→ Exercise
Your answer should show every line of the material below that includes "Category".

→ Exercise data
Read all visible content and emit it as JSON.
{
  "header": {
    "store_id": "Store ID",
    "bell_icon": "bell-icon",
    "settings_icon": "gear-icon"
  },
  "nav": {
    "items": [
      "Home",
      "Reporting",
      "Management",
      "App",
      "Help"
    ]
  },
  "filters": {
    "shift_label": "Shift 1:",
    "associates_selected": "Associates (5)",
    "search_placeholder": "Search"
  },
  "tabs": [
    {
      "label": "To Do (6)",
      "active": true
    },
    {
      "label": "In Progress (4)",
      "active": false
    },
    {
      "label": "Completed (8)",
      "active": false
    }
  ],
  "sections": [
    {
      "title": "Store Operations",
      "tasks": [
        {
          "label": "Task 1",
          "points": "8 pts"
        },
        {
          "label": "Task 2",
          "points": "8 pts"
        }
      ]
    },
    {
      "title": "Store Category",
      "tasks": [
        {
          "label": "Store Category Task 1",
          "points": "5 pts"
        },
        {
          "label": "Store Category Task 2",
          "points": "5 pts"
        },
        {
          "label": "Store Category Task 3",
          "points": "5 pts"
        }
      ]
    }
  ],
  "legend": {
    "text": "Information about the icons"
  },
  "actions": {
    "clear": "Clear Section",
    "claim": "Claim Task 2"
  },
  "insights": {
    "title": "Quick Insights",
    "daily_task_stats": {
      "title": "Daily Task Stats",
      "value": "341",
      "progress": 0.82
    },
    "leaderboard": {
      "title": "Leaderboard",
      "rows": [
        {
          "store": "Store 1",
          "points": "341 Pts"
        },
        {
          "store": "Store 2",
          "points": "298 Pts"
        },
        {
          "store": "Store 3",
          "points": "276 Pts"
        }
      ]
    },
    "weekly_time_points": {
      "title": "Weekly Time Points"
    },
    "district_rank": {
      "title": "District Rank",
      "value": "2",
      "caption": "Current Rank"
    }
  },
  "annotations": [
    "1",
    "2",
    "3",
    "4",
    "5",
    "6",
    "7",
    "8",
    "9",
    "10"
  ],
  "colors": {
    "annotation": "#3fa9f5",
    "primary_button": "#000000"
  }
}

→ Problem solution
      "title": "Store Category",
          "label": "Store Category Task 1",
          "label": "Store Category Task 2",
          "label": "Store Category Task 3",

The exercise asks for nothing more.